Jul 11

ANOTHER Another Story (unfinished)

Posted: under Editing, Story, the writing life.
Tags:  July 11th, 2023

The brain, though still not ready to get back into classical Greek or pick up the calculus text, seems to have made another connection.  Or else, it’s the lack of dire mess in my office (though I thrive in having *some* mess, esp multi-colored mess, around me when I work.  Plus complicated music.)

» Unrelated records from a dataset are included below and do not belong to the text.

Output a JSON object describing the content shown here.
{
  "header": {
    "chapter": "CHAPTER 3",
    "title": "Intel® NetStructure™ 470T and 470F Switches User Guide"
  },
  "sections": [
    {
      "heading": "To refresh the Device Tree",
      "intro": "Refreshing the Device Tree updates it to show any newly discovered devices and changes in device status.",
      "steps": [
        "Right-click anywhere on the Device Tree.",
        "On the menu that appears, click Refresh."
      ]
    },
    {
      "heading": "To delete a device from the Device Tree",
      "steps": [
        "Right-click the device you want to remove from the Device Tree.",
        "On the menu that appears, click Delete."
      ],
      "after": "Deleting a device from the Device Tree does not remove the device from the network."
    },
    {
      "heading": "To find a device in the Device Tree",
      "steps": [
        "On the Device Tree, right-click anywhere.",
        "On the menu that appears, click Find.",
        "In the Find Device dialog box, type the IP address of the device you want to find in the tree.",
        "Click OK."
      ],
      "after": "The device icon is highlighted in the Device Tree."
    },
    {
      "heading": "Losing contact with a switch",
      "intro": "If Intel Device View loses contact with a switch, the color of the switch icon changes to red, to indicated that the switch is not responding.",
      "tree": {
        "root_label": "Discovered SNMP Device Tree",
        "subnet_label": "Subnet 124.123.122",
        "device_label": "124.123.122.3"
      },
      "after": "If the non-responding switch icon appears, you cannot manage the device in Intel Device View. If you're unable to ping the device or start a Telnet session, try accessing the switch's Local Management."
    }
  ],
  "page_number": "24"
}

Last night I considered doing some more work on the bedroom’s “organization” (lack thereof)  and the brain said “I’m WriterBrain now, not OrganizerBrain.  Let me remind you that you have several unfinished stories.”   So I said “Did you have one in mind?” because, again from experience, starting the *wrong* unfinished story sends WriterBrain into a frenzy of infodump.  Best to let the lake settle and take whatever the hand offers (some of you will recognize that reference in an instance.  Not mine.)  What WriterBrain offered up was the unfinished story of Aesil M’dierra.  I started that some years back, pulled it out again when working on Horngard I,  and got kind of stuck.   Last night, looked at again, and messed with, I saw what was wrong.  In a very dark mood I had written a very dark section of it very VERY vividly and it was dominating the rest in a bad way.   But by the time of the Horngard book, it was decades in her past.  In fact, she’s five years past it by the conclusion of this story, which means, to write it at that depth and intensity, this would have to be at least a novella and possibly part of a novel.  Sorry, Aesil, I don’t want you stuck in my head for a whole year.  I like you; I liked you when I first made you up, but not enough to live with you in the intimacy that giving you protagonist space and time would require.

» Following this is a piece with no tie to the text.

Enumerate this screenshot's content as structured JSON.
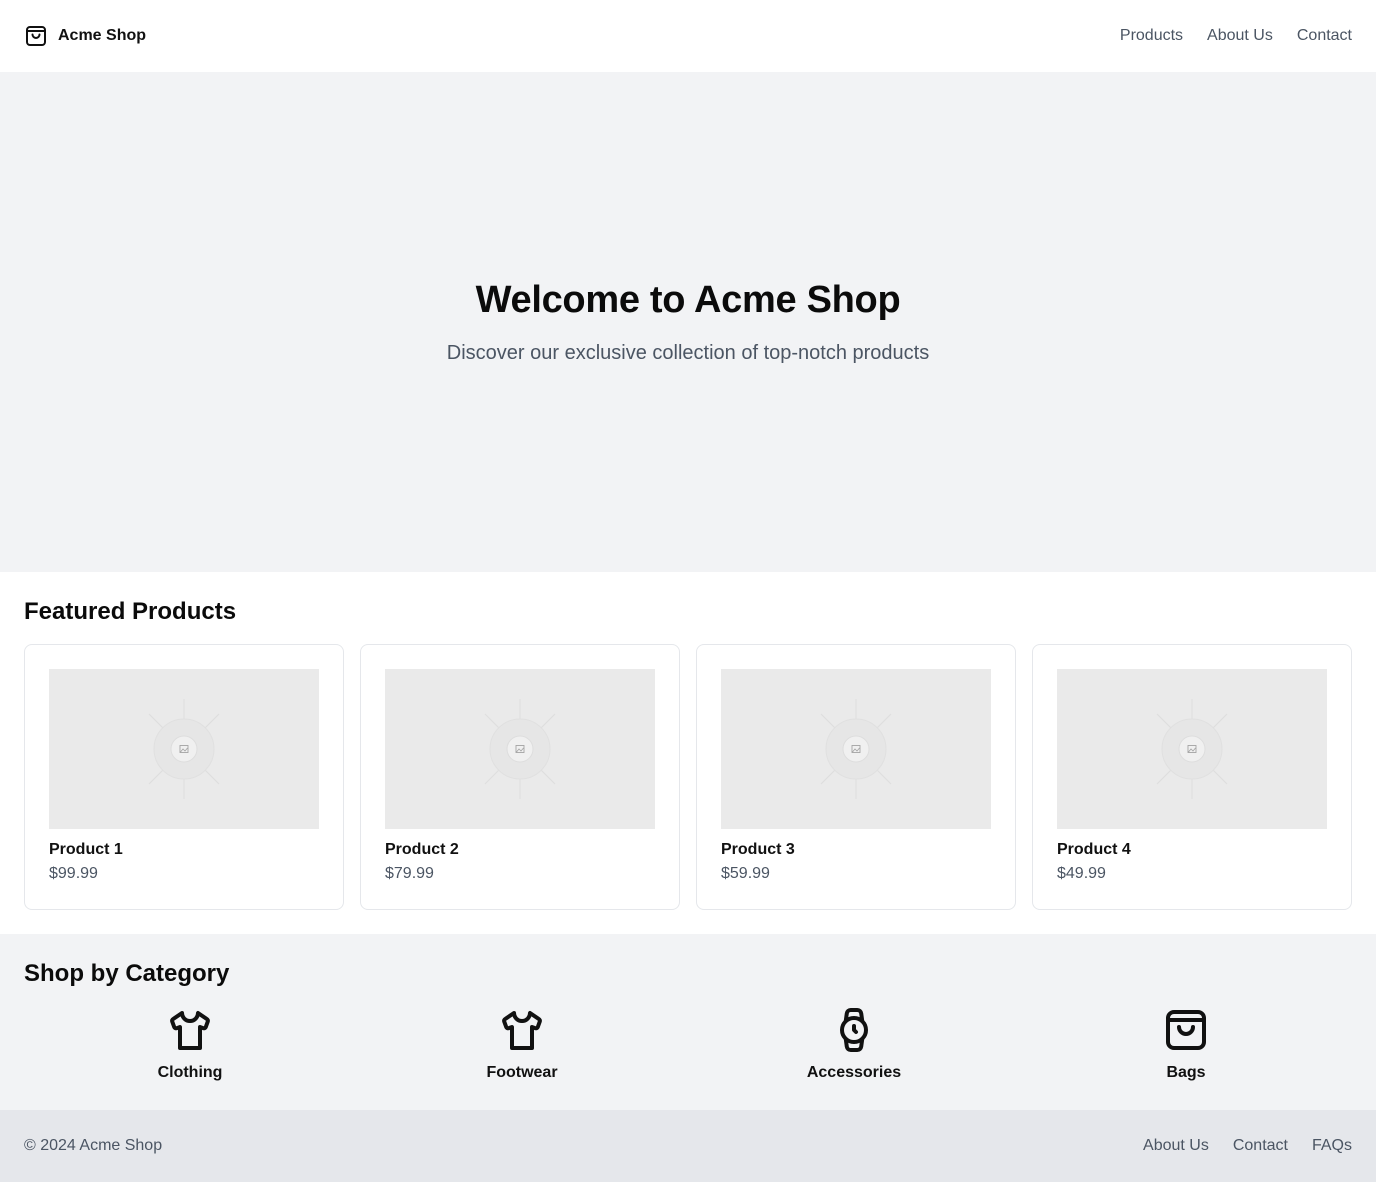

Yes, I talk to my characters and they talk back.  She’s not actually that interested in re-examining her life that much.  Unlike the ones who march in demanding their book (or trilogy) her focus has always been somewhere behind my left year and behind me, when she’s standing in front of me.  She’s *there*, and vivid, sharp as crystal shards, but she’s never invited me all the way in, and…here we are.  However, in this instance, once I discarded the first half of what I had (leaving home, being thrown in jail, the vivid description of Valdaire’s jail and how (as in many European jails in the middle ages and even up to the 18th c.) if you didn’t have a way to buy your own food, you got very little if any from the jailers…the rescue from that, her arrival in Margay.)  Sudenly the story came alive again and Aesil was ready to show me how she got OUT of Margay.

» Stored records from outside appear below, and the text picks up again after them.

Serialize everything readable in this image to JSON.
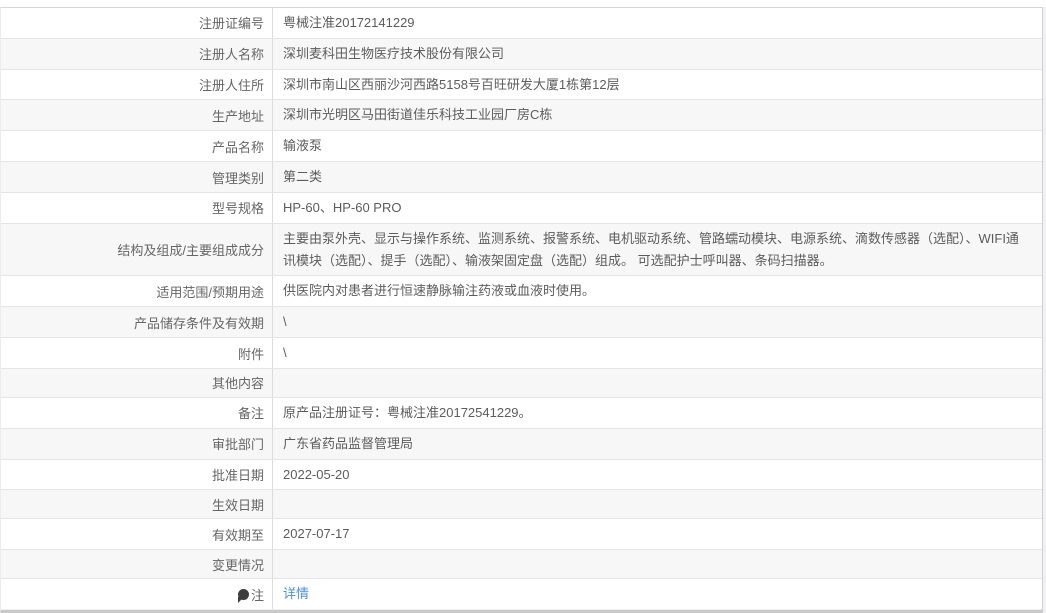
{
  "page": {
    "background": "#f1f1f4"
  },
  "colors": {
    "link": "#4a90d9",
    "alt_row": "#f7f7f7",
    "border": "#e5e5e5"
  },
  "table": {
    "rows": [
      {
        "label": "注册证编号",
        "value": "粤械注准20172141229"
      },
      {
        "label": "注册人名称",
        "value": "深圳麦科田生物医疗技术股份有限公司"
      },
      {
        "label": "注册人住所",
        "value": "深圳市南山区西丽沙河西路5158号百旺研发大厦1栋第12层"
      },
      {
        "label": "生产地址",
        "value": "深圳市光明区马田街道佳乐科技工业园厂房C栋"
      },
      {
        "label": "产品名称",
        "value": "输液泵"
      },
      {
        "label": "管理类别",
        "value": "第二类"
      },
      {
        "label": "型号规格",
        "value": "HP-60、HP-60 PRO"
      },
      {
        "label": "结构及组成/主要组成成分",
        "value": "主要由泵外壳、显示与操作系统、监测系统、报警系统、电机驱动系统、管路蠕动模块、电源系统、滴数传感器（选配）、WIFI通讯模块（选配）、提手（选配）、输液架固定盘（选配）组成。 可选配护士呼叫器、条码扫描器。"
      },
      {
        "label": "适用范围/预期用途",
        "value": "供医院内对患者进行恒速静脉输注药液或血液时使用。"
      },
      {
        "label": "产品储存条件及有效期",
        "value": "\\"
      },
      {
        "label": "附件",
        "value": "\\"
      },
      {
        "label": "其他内容",
        "value": ""
      },
      {
        "label": "备注",
        "value": "原产品注册证号：粤械注准20172541229。"
      },
      {
        "label": "审批部门",
        "value": "广东省药品监督管理局"
      },
      {
        "label": "批准日期",
        "value": "2022-05-20"
      },
      {
        "label": "生效日期",
        "value": ""
      },
      {
        "label": "有效期至",
        "value": "2027-07-17"
      },
      {
        "label": "变更情况",
        "value": ""
      }
    ],
    "note_row": {
      "label": "注",
      "link_text": "详情"
    }
  }
}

Readers who have read “Mercenary’s Honor” either in Operation Arcana or in my collection Deeds of Honor will understand some of the backstory of enmity between Ilanz Balentos and the rulers of Vonja.  Other connections barely mentioned in other Paksworld fiction show up again, in the story I’m writing this week (and for however long it takes.  Who can know? Not me.)  You’ll know, sort of, where Margay is (between Vonja and Sorellin on the branch of the Guild League Road that connects the main one to Sorellin and goes east to the coast just south of the Eastbight…the Guild League standard design of it, though, doesn’t go much beyond Sorellin.   Aesil is so full of agency today (both today in my week and today in her world) that she interrupted senior commanders.  Her mind’s racing full speed trying to figure out how to rescue everyone she knows.  She can’t, of course, but it’s better than giving up.

 

 

Comments (7)